Citation: Valladares-Garrido MJ, Zapata-Castro LE, García-Vicente A, León-Figueroa DA, Huamani-Colquichagua Y, Huaman-Garcia M, Calle-Preciado RE, Valladares-Garrido D, Díaz-Vélez C, Failoc-Rojas VE, Vera-Ponce VJ and Pereira-Victorio CJ (2023) Food insecurity in Piura, Peru, in the context of post-earthquake and the COVID-19 pandemic. Front. Public Health 11:1142550. doi: 10.3389/fpubh.2023.1142550
Received: 11 January 2023; Accepted: 13 June 2023;
Published: 17 July 2023.
Edited by:Naiara Sperandio, Federal University of Rio de Janeiro, Brazil
Reviewed by:Tobias Otterbring, University of Agder, Norway
Ana Lourenço, Federal University of Rio de Janeiro, Brazil
Copyright © 2023 Valladares-Garrido, Zapata-Castro, García-Vicente, León-Figueroa, Huamani-Colquichagua, Huaman-Garcia, Calle-Preciado, Valladares-Garrido, Díaz-Vélez, Failoc-Rojas, Vera-Ponce and Pereira-Victorio. This is an open-access article distributed under the terms of the Creative Commons Attribution License (CC BY). The use, distribution or reproduction in other forums is permitted, provided the original author(s) and the copyright owner(s) are credited and that the original publication in this journal is cited, in accordance with accepted academic practice. No use, distribution or reproduction is permitted which does not comply with these terms.

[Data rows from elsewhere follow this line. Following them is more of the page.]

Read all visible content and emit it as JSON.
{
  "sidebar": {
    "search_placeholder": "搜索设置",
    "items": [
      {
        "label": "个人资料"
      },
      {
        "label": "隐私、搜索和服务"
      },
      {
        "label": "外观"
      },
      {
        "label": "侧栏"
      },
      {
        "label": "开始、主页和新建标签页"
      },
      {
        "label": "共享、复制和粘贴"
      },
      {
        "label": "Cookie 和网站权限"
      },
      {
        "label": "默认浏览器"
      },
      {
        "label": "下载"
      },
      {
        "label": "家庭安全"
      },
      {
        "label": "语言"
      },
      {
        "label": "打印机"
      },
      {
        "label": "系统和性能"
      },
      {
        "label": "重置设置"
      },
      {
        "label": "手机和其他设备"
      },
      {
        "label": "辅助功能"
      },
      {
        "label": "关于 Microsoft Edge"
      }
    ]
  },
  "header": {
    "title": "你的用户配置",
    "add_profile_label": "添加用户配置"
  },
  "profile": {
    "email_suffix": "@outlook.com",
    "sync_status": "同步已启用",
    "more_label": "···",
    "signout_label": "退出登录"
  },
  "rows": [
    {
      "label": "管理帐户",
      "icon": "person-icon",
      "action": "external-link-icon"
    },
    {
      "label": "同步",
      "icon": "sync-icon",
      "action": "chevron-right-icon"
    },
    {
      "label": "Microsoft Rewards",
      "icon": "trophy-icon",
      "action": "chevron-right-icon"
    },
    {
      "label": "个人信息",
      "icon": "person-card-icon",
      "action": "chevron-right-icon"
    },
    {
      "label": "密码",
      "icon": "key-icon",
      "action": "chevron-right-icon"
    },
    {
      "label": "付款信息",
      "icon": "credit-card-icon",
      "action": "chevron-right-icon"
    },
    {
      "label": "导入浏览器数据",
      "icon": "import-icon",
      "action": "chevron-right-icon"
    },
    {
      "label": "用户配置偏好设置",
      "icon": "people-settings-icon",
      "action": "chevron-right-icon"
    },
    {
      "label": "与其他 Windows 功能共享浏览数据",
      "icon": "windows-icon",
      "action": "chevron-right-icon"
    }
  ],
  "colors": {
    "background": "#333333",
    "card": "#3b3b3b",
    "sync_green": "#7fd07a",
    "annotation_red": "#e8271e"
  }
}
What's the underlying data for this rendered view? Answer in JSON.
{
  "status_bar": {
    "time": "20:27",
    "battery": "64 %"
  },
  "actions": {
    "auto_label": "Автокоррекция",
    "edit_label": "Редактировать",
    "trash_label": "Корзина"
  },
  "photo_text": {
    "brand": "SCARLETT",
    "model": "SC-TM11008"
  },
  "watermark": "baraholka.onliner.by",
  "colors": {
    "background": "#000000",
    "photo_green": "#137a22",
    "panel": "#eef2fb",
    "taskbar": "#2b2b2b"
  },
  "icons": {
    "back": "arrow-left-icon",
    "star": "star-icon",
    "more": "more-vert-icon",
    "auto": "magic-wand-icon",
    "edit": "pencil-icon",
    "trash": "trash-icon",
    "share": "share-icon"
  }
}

*Correspondence: Virgilio E. Failoc-Rojas, firstname.lastname@example.org